TASK DIRECTIONS — For each line in the data that includes "label", make a copy.

[Stored data]
****

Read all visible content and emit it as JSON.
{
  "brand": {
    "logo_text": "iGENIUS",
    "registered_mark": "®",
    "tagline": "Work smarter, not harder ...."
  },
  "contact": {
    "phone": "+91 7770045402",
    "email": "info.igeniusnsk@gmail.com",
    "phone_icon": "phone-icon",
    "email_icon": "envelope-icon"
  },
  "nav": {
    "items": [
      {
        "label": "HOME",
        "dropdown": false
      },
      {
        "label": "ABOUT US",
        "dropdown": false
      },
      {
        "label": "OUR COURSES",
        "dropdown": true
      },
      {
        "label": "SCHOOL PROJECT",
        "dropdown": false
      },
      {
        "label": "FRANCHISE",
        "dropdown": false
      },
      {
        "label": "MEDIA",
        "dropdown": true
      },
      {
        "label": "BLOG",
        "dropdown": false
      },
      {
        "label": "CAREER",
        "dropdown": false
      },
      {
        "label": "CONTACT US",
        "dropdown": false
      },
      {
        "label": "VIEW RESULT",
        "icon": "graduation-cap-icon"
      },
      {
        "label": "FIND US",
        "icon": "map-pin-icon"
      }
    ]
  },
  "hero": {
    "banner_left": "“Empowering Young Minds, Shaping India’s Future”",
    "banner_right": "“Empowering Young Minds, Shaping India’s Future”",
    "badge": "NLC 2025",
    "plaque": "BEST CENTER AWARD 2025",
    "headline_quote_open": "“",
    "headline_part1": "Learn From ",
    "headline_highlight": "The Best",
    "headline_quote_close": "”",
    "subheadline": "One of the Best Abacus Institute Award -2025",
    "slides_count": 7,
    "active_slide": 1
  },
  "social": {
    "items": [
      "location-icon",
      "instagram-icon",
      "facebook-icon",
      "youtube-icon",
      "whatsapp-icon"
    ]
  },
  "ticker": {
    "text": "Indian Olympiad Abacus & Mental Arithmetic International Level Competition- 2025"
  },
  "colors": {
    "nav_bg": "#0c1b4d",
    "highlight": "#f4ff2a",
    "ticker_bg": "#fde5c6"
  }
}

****

REPLY TO THE EXERCISE —
        "label": "HOME",
        "label": "ABOUT US",
        "label": "OUR COURSES",
        "label": "SCHOOL PROJECT",
        "label": "FRANCHISE",
        "label": "MEDIA",
        "label": "BLOG",
        "label": "CAREER",
        "label": "CONTACT US",
        "label": "VIEW RESULT",
        "label": "FIND US",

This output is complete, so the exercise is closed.